On April 16th, Dubuque’s Michael Gilbertson taught a morning class at San Francisco Conservatory, joined a colleague for a lunch meeting, then saw a warm but puzzling text message. It was congratulating him, and he didn't know why. The texts and calls kept coming, and the reason soon emerged: the Pulitzer committee had announced the winners of its annual Music prize, for "a distinguished [composition] by an American," and Michael was one of the three finalists. He'd had no idea that he was even under consideration. Nobody did, for that matter, except the Pulitzer panel, which listens to 180 nominees in its semifinals but keeps mum about who they are. That policy surely makes life easier not only for the panelists but also for musicians, since the prize is a far bigger deal in classical music and jazz than the Grammy Awards. Previous Pulitzer winners in Music include Aaron Copland, Ornette Coleman, Jennifer Higdon, and Wynton Marsalis, and finalists include John Adams, William Bolcom, and Steve Reich.
Soon major media started calling, as they rarely do for a Music finalist, but their questions for Michael were mostly about the winner. That's because it was Kendrick Lamar, the first hip-hop artist to receive the music Pulitzer. Michael was able to speak thoughtfully about his work, and would do so often in the coming weeks.
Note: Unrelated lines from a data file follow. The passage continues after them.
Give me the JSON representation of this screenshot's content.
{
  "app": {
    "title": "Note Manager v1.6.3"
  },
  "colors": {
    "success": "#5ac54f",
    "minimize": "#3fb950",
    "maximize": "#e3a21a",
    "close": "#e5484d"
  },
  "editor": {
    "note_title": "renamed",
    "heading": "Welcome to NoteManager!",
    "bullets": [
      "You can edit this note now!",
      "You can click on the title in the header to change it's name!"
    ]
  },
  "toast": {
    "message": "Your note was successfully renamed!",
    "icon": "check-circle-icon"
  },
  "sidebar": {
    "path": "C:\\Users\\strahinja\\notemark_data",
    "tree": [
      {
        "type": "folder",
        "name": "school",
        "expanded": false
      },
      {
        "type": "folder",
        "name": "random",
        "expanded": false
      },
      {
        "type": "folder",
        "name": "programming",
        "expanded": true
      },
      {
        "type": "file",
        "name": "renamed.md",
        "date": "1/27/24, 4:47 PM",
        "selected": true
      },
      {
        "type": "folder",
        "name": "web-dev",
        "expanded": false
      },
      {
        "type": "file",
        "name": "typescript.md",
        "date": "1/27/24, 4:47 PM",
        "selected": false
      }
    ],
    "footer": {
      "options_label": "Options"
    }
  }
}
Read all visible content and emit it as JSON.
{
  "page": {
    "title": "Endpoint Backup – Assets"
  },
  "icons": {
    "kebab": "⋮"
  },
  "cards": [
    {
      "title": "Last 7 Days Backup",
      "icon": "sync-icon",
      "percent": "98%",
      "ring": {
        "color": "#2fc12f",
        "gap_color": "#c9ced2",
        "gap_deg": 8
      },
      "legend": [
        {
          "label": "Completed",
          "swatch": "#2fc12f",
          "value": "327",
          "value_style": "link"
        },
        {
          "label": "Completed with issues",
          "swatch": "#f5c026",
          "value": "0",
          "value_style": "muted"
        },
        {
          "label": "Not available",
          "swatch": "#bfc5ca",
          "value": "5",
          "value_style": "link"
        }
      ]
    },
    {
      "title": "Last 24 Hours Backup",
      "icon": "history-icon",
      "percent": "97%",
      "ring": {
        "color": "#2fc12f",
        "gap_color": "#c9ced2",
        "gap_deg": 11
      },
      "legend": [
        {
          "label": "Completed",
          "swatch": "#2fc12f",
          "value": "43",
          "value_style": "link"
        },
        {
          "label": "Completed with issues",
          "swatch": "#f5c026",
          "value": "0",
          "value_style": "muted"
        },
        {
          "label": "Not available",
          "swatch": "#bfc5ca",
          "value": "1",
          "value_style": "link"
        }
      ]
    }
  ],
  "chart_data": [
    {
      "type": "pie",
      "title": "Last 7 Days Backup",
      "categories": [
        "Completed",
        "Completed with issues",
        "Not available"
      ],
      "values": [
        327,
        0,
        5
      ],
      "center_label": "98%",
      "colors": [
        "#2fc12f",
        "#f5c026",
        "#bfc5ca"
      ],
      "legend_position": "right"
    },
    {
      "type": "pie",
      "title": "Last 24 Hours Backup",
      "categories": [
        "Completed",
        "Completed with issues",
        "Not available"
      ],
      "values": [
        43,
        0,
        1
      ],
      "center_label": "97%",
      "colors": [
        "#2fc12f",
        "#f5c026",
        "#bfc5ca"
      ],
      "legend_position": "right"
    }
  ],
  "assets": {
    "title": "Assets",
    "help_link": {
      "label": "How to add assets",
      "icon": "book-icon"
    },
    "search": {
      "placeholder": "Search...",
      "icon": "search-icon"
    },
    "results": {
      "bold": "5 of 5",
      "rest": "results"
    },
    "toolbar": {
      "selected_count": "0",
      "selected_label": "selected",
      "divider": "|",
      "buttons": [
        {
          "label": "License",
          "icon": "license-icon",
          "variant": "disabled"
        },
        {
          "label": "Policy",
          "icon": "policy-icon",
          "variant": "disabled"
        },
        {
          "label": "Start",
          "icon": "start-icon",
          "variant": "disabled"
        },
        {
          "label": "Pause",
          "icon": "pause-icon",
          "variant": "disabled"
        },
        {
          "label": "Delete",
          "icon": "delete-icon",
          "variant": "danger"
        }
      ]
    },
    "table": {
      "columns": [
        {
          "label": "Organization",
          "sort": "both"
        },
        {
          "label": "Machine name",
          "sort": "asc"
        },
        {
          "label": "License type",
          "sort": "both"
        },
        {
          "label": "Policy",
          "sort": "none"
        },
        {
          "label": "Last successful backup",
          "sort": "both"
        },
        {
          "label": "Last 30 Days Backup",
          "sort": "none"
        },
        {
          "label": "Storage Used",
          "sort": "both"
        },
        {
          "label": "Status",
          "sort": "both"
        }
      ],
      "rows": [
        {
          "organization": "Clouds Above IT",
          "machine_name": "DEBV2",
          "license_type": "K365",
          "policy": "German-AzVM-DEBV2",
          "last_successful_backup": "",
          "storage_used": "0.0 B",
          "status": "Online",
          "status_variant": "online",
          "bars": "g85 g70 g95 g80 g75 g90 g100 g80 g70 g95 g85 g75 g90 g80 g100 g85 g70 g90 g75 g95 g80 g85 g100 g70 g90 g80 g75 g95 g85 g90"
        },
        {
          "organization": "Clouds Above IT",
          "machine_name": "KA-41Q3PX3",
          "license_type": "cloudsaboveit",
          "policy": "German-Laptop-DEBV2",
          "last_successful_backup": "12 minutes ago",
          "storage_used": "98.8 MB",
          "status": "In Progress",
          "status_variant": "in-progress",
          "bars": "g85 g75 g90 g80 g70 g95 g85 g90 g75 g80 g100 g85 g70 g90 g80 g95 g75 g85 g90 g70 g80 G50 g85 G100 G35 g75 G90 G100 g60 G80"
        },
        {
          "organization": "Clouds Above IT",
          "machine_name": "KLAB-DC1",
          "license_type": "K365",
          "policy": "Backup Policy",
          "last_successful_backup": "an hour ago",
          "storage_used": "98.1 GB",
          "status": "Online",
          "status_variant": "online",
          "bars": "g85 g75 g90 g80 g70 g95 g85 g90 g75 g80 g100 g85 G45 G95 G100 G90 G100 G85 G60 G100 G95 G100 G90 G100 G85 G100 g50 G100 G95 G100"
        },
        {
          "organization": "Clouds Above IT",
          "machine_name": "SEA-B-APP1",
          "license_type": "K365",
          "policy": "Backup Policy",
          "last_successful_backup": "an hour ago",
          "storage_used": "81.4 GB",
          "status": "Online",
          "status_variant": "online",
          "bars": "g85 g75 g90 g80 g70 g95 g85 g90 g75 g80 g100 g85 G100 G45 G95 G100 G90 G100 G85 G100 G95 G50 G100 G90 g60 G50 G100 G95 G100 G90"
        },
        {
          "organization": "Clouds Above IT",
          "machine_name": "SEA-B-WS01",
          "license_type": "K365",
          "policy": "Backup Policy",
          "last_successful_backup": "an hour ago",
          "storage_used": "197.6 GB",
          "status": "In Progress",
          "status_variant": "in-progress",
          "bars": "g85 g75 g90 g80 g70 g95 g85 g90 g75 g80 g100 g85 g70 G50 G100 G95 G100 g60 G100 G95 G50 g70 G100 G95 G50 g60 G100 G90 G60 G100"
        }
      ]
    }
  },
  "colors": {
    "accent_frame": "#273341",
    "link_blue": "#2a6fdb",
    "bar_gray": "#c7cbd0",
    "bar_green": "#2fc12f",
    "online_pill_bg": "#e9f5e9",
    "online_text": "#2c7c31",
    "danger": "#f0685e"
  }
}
I asked Michael about all this yesterday when he brought his colleagues from ChamberFest Dubuque to Cedar Falls for their annual IPR live set. In the short clip above, you can hear Michael talk about the Pulitzer, the Quartet it honored, Kendrick Lamar, the creative process and how Michael's craft was enriched by his Iowa musical education. You can also hear the Iowa premiere of his work Low Hanging Fruit, performed by his remarkable colleagues from ChamberFest Dubuque - cellist Bridget Pasker (also from Dubuque), pianist David Fung, violinist Hanah Stuart, and clarinetist Zach Mani. It’s an excerpt from a longer studio broadcast - more is coming!
If you’re anywhere near Dubuque, make sure to attend the final concert Thursday night at 7:00 at Clarke University in Dubuque, and their public workshop at 5:30 tonight (Wednesday) at Clarke. It’s not only a chance to hear extraordinary musicians, it also supports an excellent cause. Michael founded ChamberFest Dubuque in 2009 to raise funds for his alma mater, Northeast Iowa School of Music, which had been hurt by the great recession of 2007-8. Michael, then a student at Juilliard, asked some of his classmates to come home with him to give a benefit concert, and it became an annual fundraising event. Since 2014, he’s also brought these colleagues to IPR for preview sets (some links are below).